Illustration: Aïda Amer/Axios

The basic principles of investment are being upended, perhaps irreversibly, as the world enters an era of ultra-low and even negative interest rates.

What's happening: American consumers have seen the interest rates they're paid on savings accounts, bonds and CDs tumble this year, and in places where central banks have actually set negative rates — like Japan and the eurozone — some consumers are actually being forced to pay in order to save money.

Go deeperArrowSep 10, 2019

European Central Bank launching stimulus program to shore up economy

Mario Draghi leaving an ECB press conference in July. (Photo: Arne Dedert/Picture Alliance via Getty Images)

The European Central Bank announced a series of measures Thursday in an effort to help worsening economic conditions and low inflation in the euro zone, including cutting interest rates by 10 basis points to negative 0.50% (signaling even lower rates may be coming) and re-starting its bond-buying program "as long as necessary."
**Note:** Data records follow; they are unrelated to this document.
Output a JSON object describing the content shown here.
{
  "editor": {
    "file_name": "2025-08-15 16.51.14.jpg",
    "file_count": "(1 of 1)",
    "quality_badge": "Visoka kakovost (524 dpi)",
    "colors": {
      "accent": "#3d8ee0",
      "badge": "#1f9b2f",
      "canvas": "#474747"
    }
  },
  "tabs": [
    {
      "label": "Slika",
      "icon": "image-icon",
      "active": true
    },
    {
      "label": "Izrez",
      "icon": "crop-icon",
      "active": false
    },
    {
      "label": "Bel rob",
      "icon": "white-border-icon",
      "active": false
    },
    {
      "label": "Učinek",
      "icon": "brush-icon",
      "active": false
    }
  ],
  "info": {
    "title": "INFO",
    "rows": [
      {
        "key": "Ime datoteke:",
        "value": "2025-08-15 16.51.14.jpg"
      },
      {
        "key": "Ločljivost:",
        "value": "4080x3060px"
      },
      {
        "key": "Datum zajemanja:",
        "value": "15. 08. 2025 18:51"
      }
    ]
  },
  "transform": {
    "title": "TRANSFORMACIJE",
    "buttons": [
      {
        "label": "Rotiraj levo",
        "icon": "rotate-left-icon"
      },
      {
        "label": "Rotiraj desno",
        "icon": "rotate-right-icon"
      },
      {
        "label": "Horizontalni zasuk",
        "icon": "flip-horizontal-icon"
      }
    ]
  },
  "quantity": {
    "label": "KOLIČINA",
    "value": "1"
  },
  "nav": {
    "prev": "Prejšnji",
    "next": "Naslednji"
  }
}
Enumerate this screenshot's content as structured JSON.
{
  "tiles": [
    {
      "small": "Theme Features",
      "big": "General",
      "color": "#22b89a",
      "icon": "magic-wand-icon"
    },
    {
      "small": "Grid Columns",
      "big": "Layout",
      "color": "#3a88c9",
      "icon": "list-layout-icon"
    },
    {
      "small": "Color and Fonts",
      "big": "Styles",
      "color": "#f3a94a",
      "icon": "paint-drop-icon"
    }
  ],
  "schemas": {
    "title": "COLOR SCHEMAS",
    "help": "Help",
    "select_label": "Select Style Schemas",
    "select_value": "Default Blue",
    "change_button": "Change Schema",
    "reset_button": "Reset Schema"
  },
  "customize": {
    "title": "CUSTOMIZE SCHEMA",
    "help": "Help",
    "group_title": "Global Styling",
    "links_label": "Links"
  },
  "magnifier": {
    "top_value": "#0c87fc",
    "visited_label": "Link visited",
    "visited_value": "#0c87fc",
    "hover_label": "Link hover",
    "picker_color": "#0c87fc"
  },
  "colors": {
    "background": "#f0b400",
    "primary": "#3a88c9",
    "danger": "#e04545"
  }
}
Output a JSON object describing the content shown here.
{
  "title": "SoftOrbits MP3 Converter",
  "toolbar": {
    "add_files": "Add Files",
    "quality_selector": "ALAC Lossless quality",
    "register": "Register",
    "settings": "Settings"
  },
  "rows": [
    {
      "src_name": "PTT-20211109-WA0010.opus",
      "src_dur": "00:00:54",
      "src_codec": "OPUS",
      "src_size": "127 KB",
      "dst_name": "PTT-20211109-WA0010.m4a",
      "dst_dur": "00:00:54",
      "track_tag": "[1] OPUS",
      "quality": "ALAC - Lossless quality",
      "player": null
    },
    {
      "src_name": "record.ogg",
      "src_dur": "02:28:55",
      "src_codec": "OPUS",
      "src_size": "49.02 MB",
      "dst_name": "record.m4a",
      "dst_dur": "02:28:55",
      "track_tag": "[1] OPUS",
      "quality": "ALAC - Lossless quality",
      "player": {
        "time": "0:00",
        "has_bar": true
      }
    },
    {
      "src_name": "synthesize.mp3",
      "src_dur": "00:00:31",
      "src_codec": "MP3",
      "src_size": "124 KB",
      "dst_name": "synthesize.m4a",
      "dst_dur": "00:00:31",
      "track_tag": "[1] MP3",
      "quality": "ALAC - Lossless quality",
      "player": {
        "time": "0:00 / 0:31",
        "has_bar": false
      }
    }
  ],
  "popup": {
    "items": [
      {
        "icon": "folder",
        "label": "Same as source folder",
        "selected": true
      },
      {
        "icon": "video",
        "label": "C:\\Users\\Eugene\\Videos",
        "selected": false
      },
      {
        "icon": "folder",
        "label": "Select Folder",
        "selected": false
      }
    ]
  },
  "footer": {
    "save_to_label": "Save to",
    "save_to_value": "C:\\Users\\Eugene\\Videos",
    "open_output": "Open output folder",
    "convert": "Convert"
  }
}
Why it matters: This is one of the most contentious and important policy decisions for outgoing ECB president Mario Draghi, who is facing doubts from economists about the effects of moving rates further below zero. His successor is vowing to look at the “costs and benefits“ of negative rates, while others are critical that re-starting quantitative easing is too aggressive.

Keep ReadingArrowSep 12, 2019

ECB head Mario Draghi's time is running out

Illustration: Lazaro Gamio/Axios

Mario Draghi's penultimate policy meeting as European Central Bank president was a bit like watching a past-his-prime boxer struggling through the late rounds of a fight. "Dovish" Draghi still has the moves, but it's obvious the game has passed him by and a new era has begun.

Driving the news: Draghi, whose term is set to expire at the end of October, not only cut the ECB's already negative deposit rate to -0.5%, he also announced additional stimulus of 20 billion euros a month to continue indefinitely and lowered the central bank's inflation and growth forecasts.

Go deeperArrowSep 13, 2019